Aristotle: Persons are rational animals (i.e. they use their awareness and capacity for reflection to shape their own behavior and habits).

 In the course, we’ve looked at many different “concepts of the person”, i.e. ways of defining what it means to be a person / human being. For this paper, I’d like you to reflect on the following question:  “Which concept of the person is best for humanity?” This is a very open-ended question. If you’d like more structure, you can compare and contrast your view with the following ideas from the course:

  1. Aristotle: Persons are rational animals (i.e. they use their awareness and capacity for reflection to shape their own behavior and habits).
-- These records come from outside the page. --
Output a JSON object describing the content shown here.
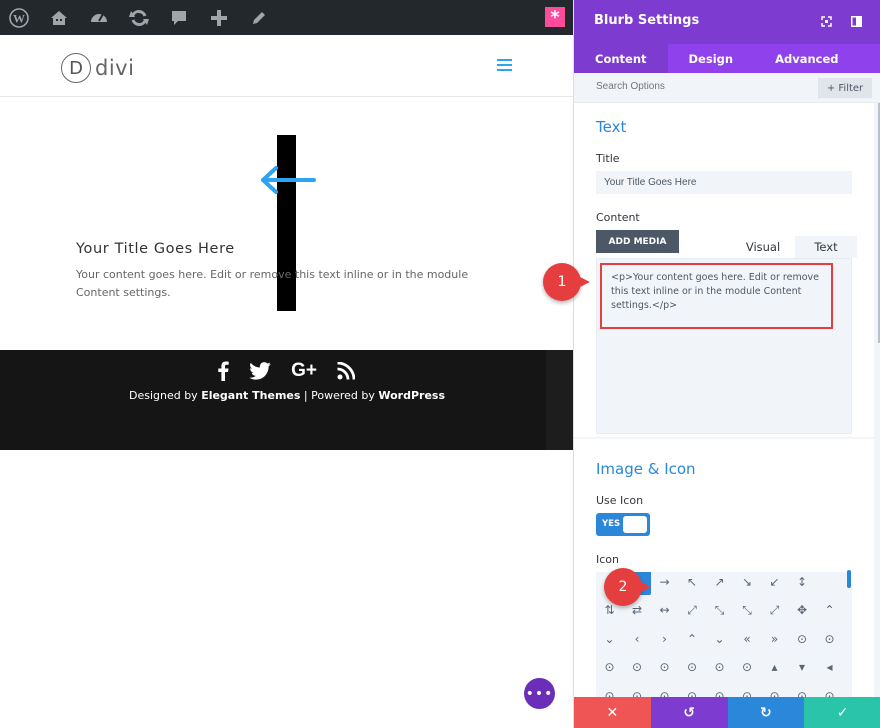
{
  "adminbar": {
    "icons": [
      "wordpress-icon",
      "home-icon",
      "dashboard-icon",
      "refresh-icon",
      "comment-icon",
      "plus-icon",
      "edit-icon"
    ],
    "pink_label": "*"
  },
  "site": {
    "logo_letter": "D",
    "logo_text": "divi"
  },
  "blurb": {
    "title": "Your Title Goes Here",
    "content": "Your content goes here. Edit or remove this text inline or in the module Content settings."
  },
  "footer": {
    "socials": [
      "f",
      "t",
      "G+",
      "rss"
    ],
    "credit_prefix": "Designed by ",
    "credit_brand": "Elegant Themes",
    "credit_mid": " | Powered by ",
    "credit_wp": "WordPress"
  },
  "fab_label": "•••",
  "panel": {
    "title": "Blurb Settings",
    "tabs": [
      {
        "label": "Content"
      },
      {
        "label": "Design"
      },
      {
        "label": "Advanced"
      }
    ],
    "search_placeholder": "Search Options",
    "filter_label": "+ Filter",
    "text_section": {
      "title": "Text",
      "title_label": "Title",
      "title_value": "Your Title Goes Here",
      "content_label": "Content",
      "add_media": "ADD MEDIA",
      "visual_tab": "Visual",
      "text_tab": "Text",
      "code": "<p>Your content goes here. Edit or remove this text inline or in the module Content settings.</p>"
    },
    "image_section": {
      "title": "Image & Icon",
      "use_icon_label": "Use Icon",
      "toggle": "YES",
      "icon_label": "Icon"
    },
    "icon_rows": [
      [
        "",
        "←",
        "→",
        "↖",
        "↗",
        "↘",
        "↙",
        "↕"
      ],
      [
        "⇅",
        "⇄",
        "↔",
        "⤢",
        "⤡",
        "⤡",
        "⤢",
        "✥",
        "⌃"
      ],
      [
        "⌄",
        "‹",
        "›",
        "⌃",
        "⌄",
        "«",
        "»",
        "⊙",
        "⊙"
      ],
      [
        "⊙",
        "⊙",
        "⊙",
        "⊙",
        "⊙",
        "⊙",
        "▴",
        "▾",
        "◂"
      ],
      [
        "⊙",
        "⊙",
        "⊙",
        "⊙",
        "⊙",
        "⊙",
        "⊙",
        "⊙",
        "⊙"
      ]
    ],
    "callout_1": "1",
    "callout_2": "2",
    "footer_buttons": [
      "✕",
      "↺",
      "↻",
      "✓"
    ],
    "footer_colors": [
      "#ef5555",
      "#7e3bd0",
      "#2b87da",
      "#29c4a9"
    ]
  }
}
  2. Kant: Persons are rational beings that should strive to have good will (i.e. they are capable of acting not just on their desires but on their conception of what is good)
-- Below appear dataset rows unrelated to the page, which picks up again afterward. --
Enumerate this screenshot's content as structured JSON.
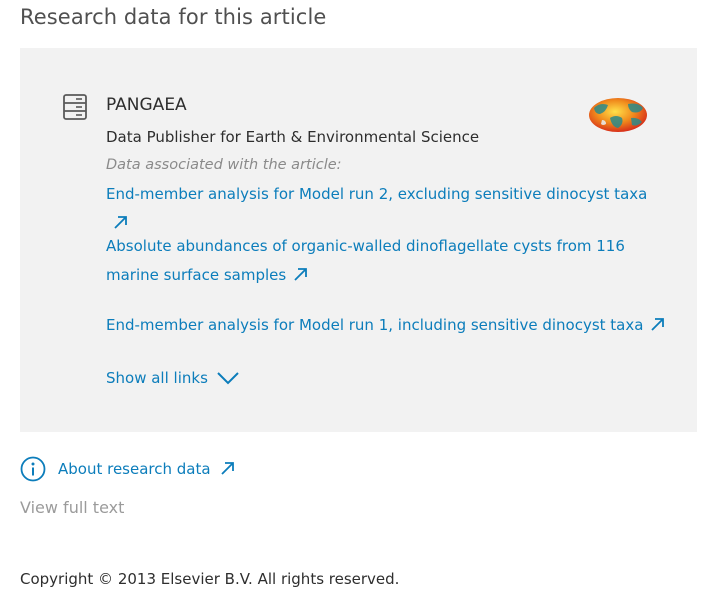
{
  "section": {
    "title": "Research data for this article"
  },
  "repository": {
    "icon": "database-icon",
    "name": "PANGAEA",
    "description": "Data Publisher for Earth & Environmental Science",
    "associated_label": "Data associated with the article:",
    "logo": "pangaea-globe-logo",
    "links": [
      {
        "label": "End-member analysis for Model run 2, excluding sensitive dinocyst taxa",
        "icon": "external-link-arrow-icon"
      },
      {
        "label": "Absolute abundances of organic-walled dinoflagellate cysts from 116 marine surface samples",
        "icon": "external-link-arrow-icon"
      },
      {
        "label": "End-member analysis for Model run 1, including sensitive dinocyst taxa",
        "icon": "external-link-arrow-icon"
      }
    ],
    "show_all_label": "Show all links",
    "show_all_icon": "chevron-down-icon"
  },
  "about": {
    "icon": "info-icon",
    "label": "About research data",
    "link_icon": "external-link-arrow-icon"
  },
  "view_full_text": "View full text",
  "copyright": "Copyright © 2013 Elsevier B.V. All rights reserved.",
  "colors": {
    "link": "#0c7dbb",
    "panel_bg": "#f2f2f2",
    "text": "#2e2e2e",
    "muted": "#8a8a8a"
  }
}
  3. Descartes:  Persons are primarily minds / “thinking beings”, distinct from bodies
  4. Searle:  Being a person / having mind / consciousness is more than just functioning intelligently
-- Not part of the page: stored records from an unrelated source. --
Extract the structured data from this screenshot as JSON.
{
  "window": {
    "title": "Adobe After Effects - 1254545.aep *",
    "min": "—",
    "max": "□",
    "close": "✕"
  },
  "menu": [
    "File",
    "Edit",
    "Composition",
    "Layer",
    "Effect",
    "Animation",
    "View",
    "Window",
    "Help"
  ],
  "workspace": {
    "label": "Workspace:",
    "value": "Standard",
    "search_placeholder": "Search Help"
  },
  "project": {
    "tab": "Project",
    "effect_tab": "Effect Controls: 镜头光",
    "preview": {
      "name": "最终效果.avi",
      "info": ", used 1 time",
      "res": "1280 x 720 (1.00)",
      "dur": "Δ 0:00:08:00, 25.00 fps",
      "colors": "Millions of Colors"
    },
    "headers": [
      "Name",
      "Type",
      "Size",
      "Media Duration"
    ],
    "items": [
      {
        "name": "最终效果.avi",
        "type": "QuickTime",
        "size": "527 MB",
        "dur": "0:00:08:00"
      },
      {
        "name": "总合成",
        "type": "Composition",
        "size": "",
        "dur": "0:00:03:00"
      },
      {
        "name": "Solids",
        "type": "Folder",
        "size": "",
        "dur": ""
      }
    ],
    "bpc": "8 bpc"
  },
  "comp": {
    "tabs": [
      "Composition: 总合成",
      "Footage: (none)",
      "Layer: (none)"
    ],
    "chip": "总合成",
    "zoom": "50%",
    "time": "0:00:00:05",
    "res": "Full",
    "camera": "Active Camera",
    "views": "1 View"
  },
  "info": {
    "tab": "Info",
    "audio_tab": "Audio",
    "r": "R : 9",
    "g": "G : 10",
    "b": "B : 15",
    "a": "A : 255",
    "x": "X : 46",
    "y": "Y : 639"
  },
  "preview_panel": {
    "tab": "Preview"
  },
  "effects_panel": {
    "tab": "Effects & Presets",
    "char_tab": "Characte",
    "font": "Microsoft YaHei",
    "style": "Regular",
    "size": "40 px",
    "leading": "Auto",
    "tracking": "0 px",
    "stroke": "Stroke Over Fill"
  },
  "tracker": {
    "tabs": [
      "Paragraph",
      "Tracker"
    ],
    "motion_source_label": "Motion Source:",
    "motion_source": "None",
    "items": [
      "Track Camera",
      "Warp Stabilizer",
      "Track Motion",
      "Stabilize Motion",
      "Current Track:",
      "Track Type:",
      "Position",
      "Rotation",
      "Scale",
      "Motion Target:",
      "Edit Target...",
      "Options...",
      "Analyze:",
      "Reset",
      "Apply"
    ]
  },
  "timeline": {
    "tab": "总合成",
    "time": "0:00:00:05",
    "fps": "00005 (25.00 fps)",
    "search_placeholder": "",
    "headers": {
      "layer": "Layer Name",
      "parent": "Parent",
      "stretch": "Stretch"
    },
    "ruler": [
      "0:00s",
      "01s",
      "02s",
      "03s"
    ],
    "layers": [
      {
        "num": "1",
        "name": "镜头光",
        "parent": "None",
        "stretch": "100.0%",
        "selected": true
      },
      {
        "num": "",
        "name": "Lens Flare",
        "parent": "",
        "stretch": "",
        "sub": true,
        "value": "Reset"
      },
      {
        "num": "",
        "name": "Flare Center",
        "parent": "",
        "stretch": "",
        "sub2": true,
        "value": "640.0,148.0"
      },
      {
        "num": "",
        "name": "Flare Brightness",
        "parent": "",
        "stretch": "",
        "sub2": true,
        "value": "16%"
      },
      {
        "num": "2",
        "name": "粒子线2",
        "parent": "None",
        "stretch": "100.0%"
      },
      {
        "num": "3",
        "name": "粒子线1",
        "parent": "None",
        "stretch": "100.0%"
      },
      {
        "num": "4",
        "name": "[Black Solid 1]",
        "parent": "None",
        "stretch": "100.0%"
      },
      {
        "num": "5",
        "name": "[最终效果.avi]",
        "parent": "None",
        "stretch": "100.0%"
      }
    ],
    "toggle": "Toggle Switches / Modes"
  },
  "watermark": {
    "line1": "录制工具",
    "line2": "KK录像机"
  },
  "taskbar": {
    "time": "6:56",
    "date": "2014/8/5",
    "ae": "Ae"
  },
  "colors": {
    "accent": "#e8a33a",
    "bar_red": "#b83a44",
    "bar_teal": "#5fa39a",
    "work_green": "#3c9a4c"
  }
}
  5. Locke:  A person is essentially a stream of consciousness, responsible only for what he/she is conscious of
  6. Nagel:  Being morally responsible requires free will, and free will is a difficult concept to pin down
  7. Buddha:  Persons are a convenient fiction. Really, the best course is to rid yourself of the illusion that you have a “self”.